From 2011-2015 I wrote about the history and design of everyday objects for Smithsonian while also researching and writing my first book, Pedagogy and Place (Yale Press, 2016). I’ve also contributed to The Journal of Architecture Education, Dwell, Curbed, and many other websites and publications. I’ve lectured and served on juries at several schools, and I can occasionally be heard on public radio discussing everything from the origin of the outhouse to Michelangelo’s David (You probably wouldn’t be surprised how little those two things have in common).
Currently, I’m taking all that experience and working on my second book, which has been described as “a slightly tongue-in-cheek field guide to urban design.” I’m also continuing to work as an editorial consultant helping architects and artists write and edit their own publications.
When I’m not working, I enjoy baking pies, drinking bourbon, working with my wife to redesign and renovate our 100-year-old bungalow, and secretly reading comic books while pretending to read architecture theory (and, occasionally, vice versa). I’m a terrible academic but great at parties.

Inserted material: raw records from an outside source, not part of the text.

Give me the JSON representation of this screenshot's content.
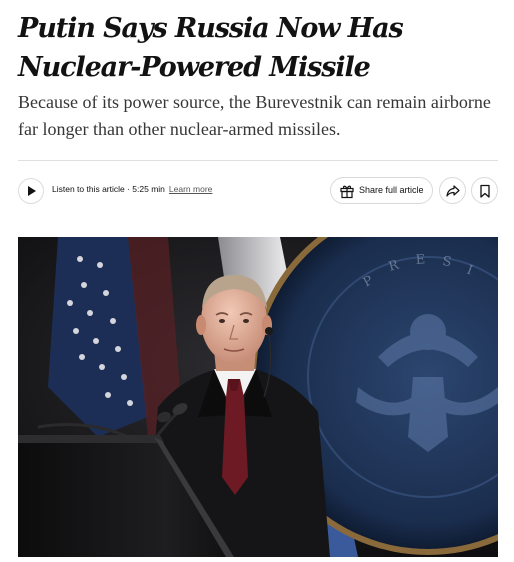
{
  "article": {
    "headline": "Putin Says Russia Now Has Nuclear-Powered Missile",
    "summary": "Because of its power source, the Burevestnik can remain airborne far longer than other nuclear-armed missiles."
  },
  "toolbar": {
    "listen_label": "Listen to this article · 5:25 min",
    "learn_more": "Learn more",
    "share_label": "Share full article",
    "play_icon": "play-icon",
    "gift_icon": "gift-icon",
    "share_icon": "share-arrow-icon",
    "bookmark_icon": "bookmark-icon"
  },
  "colors": {
    "text": "#121212",
    "summary_text": "#363636",
    "border": "#d9d9d9"
  }
}
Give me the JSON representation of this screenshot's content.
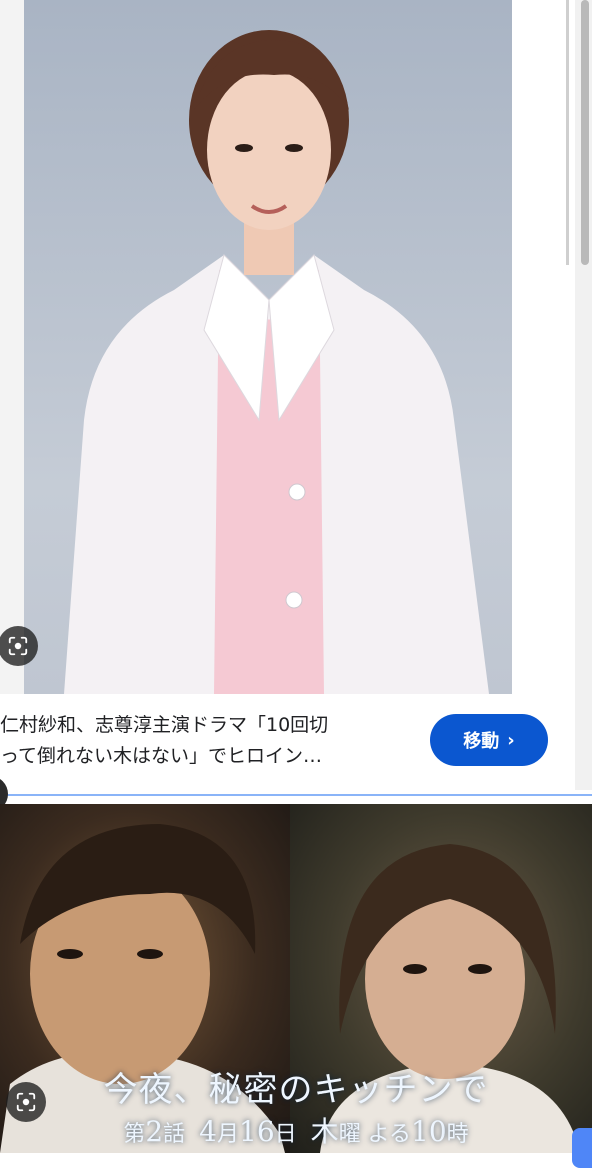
{
  "result1": {
    "image_alt": "White lab coat portrait",
    "caption_line1": "仁村紗和、志尊淳主演ドラマ「10回切",
    "caption_line2": "って倒れない木はない」でヒロイン…",
    "visit_label": "移動",
    "visit_icon": "chevron-right-icon"
  },
  "result2": {
    "title": "今夜、秘密のキッチンで",
    "episode_prefix": "第",
    "episode_num": "2",
    "episode_suffix": "話",
    "month": "4",
    "month_unit": "月",
    "day": "16",
    "day_unit": "日",
    "weekday": "木",
    "weekday_suffix": "曜 よる",
    "hour": "10",
    "hour_unit": "時"
  },
  "icons": {
    "lens": "google-lens-icon"
  },
  "colors": {
    "accent": "#0b57d0",
    "divider": "#8ab4f8"
  }
}
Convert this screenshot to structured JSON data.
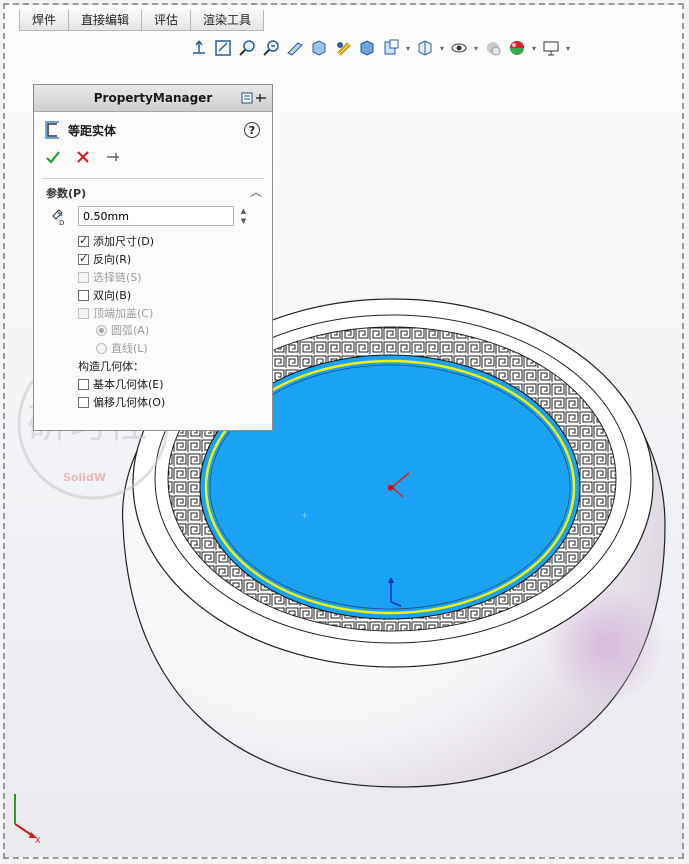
{
  "tabs": [
    "焊件",
    "直接编辑",
    "评估",
    "渲染工具"
  ],
  "toolbar": {
    "icons": [
      "view-orientation-icon",
      "zoom-to-fit-icon",
      "zoom-area-icon",
      "previous-view-icon",
      "section-view-icon",
      "dynamic-annotation-icon",
      "view-style-icon",
      "display-style-icon",
      "hide-show-icon",
      "edit-appearance-icon",
      "apply-scene-icon",
      "view-settings-icon"
    ]
  },
  "property_manager": {
    "header": "PropertyManager",
    "feature_title": "等距实体",
    "help": "?",
    "group_title": "参数(P)",
    "distance_value": "0.50mm",
    "options": {
      "add_dimension": "添加尺寸(D)",
      "reverse": "反向(R)",
      "select_chain": "选择链(S)",
      "bidirectional": "双向(B)",
      "cap_ends": "顶端加盖(C)",
      "arc": "圆弧(A)",
      "line": "直线(L)"
    },
    "construction_label": "构造几何体：",
    "base_geometry": "基本几何体(E)",
    "offset_geometry": "偏移几何体(O)"
  },
  "watermark": {
    "text": "研习社",
    "sub": "SolidW"
  },
  "triad": {
    "axis_x": "X"
  },
  "colors": {
    "sketch_plane": "#1aa3f5",
    "offset_curve": "#f2f200",
    "body": "#ffffff"
  }
}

If you’re looking for a writer with a penchant for Piranesi and pop-culture, please do get in touch. You can find me wandering through Brooklyn or Philadelphia, dreaming of Gotham City and missing New Orleans. Or just email me at firstname.lastname@example.org